These forums and posts are all reactions against the underfunded, or poorly directed tech publishing team, tasked perhaps by marketing (or the simple desire to keep their employment) to only document what works; and never mention an alternative solution.
Of course a web search will also take you to the swampy places where all you find is others who are stuck with similar problems, and they just bemoan that the vendor doesn’t care, or take you through a litany of things they’ve tried that didn’t work. One also finds the beginning of tutorials, part one of what was to be a twenty volume tutorial where the blogger planned to impart the wisdom of the ages for how to build the magical thing – and only part one got written – and even that is now out of date.
So, search works great — when you have an idea what the problem is, and you are following a large crowd who has been there before, and they’ve taken the time to create hints.
Going hands-on at last year’s Designer/IP track session, with no marketeers in sight!
December 20th, 2016 by Michael (Mac) McNamara, Gen Chair 54th DAC; Pres & CEO Adapt-IP
Designer and IP track submissions are due Tuesday, January 24. These sessions have been among the most vibrant DAC elements in recent years based on attendance and anecdotal feedback. Chuck Alpert, my predecessor as DAC chair, explained why in a post last year: “Many of these technologists come for the Designer/IP track, a marketing-free zone aimed squarely at practitioners.”
The good news is that submitting is easy. All you need to do is bang out 100 words and six slides. You can do this, people!
More good news is the excellent industry pros in charge of these tracks.
November 10th, 2016 by Michael (Mac) McNamara, Gen Chair 54th DAC; Pres & CEO Adapt-IP
Time is the only critic without ambition. – John Steinbeck
Like many things, DAC looks decidedly different depending on where you sit, and how you experience it. As an attendee, it’s mostly a few days at the start of every summer where you can sample some of the best technical content on the design of circuits and systems, plus get the chance to network and have some fun with a worldwide audience that spans execs to undergrads.
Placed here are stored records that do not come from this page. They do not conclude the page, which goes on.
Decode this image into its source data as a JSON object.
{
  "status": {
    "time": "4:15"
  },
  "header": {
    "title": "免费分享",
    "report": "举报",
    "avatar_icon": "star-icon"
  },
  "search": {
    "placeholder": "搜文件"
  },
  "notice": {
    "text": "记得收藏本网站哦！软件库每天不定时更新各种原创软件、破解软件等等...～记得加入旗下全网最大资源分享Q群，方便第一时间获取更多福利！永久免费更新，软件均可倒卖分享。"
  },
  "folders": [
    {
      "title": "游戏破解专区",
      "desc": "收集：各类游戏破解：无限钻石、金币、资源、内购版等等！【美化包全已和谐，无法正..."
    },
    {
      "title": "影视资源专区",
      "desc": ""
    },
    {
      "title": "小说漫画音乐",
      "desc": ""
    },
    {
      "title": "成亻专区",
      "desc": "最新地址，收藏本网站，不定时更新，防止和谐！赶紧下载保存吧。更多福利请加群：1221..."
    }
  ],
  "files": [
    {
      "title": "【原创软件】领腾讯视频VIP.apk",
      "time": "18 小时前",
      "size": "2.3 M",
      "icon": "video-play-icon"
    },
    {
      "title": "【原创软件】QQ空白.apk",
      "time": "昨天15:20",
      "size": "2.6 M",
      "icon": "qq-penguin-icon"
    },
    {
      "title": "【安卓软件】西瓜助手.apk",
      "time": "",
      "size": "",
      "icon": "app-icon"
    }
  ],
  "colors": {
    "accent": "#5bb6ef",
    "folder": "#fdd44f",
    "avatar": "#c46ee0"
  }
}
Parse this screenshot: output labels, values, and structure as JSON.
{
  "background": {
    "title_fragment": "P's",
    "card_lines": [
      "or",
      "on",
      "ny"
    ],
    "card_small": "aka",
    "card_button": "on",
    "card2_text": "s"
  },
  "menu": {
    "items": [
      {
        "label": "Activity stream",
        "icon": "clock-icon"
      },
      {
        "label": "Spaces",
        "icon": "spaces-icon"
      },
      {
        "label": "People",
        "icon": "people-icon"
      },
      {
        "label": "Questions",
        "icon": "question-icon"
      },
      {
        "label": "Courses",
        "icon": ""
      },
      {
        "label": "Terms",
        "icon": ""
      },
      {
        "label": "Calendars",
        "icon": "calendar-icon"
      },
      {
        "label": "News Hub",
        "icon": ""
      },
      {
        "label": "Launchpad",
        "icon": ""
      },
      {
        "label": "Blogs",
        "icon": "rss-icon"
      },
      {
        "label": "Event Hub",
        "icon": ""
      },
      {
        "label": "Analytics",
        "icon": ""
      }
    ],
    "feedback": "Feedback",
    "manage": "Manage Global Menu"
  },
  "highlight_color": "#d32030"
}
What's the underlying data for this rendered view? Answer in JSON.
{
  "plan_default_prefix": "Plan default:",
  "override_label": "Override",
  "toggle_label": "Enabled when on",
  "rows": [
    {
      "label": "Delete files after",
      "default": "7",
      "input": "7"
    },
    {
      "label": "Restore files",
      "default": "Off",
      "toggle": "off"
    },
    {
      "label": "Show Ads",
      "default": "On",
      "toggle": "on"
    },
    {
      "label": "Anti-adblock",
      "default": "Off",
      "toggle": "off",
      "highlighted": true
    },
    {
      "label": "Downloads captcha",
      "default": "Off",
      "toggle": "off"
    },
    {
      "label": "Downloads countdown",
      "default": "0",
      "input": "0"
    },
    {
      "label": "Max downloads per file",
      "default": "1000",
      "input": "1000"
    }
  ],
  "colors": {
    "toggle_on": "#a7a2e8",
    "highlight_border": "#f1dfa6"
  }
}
In contrast, as a member of the executive committee, DAC is the finish line for a year-long marathon effort to bring the best content, speakers and papers all together in one place and time, building on what works and improving where we can.
Now is the time for a reminder that if you want present a paper at DAC (especially a research paper), the 12-month calendar matters for you as well. Abstracts are due Nov. 15; manuscripts, Nov. 22!
October 6th, 2016 by Michael (Mac) McNamara, Gen Chair 54th DAC; Pres & CEO Adapt-IP
I’ve been attending DAC as an exhibitor since 1992, and serving on the executive committee since 2012. I am thrilled to serve as General Chair for the 54th iteration of this grand conference. (And no it’s not too early to think about DAC; the call for contributions is open now.) Through the years I have seen some big industry changes, most driven by the increasingly powerful tools and automation that this conference has been about — growth that fueled my career, as well!
My first job was as a chip designer at TRW, Sunnyvale back in the 1980s, and we had our own fab in Virginia, and my officemate wrote and maintained our chip design tools, as was pretty typical in those days. I worked at a series of hardware startups after that; and then took all that experience in hand to build better chip design tools. At Chronologic I led the engineering team that built the VCS simulator; then I started Surefire, where we built the SureCov and SureLint verification tools; we merged with Verisity and then into Cadence, where my team developed C-to-Silicon synthesis tools. If you’re curious, LinkedIn has most of the rest of the story, including the patents I’ve been issued.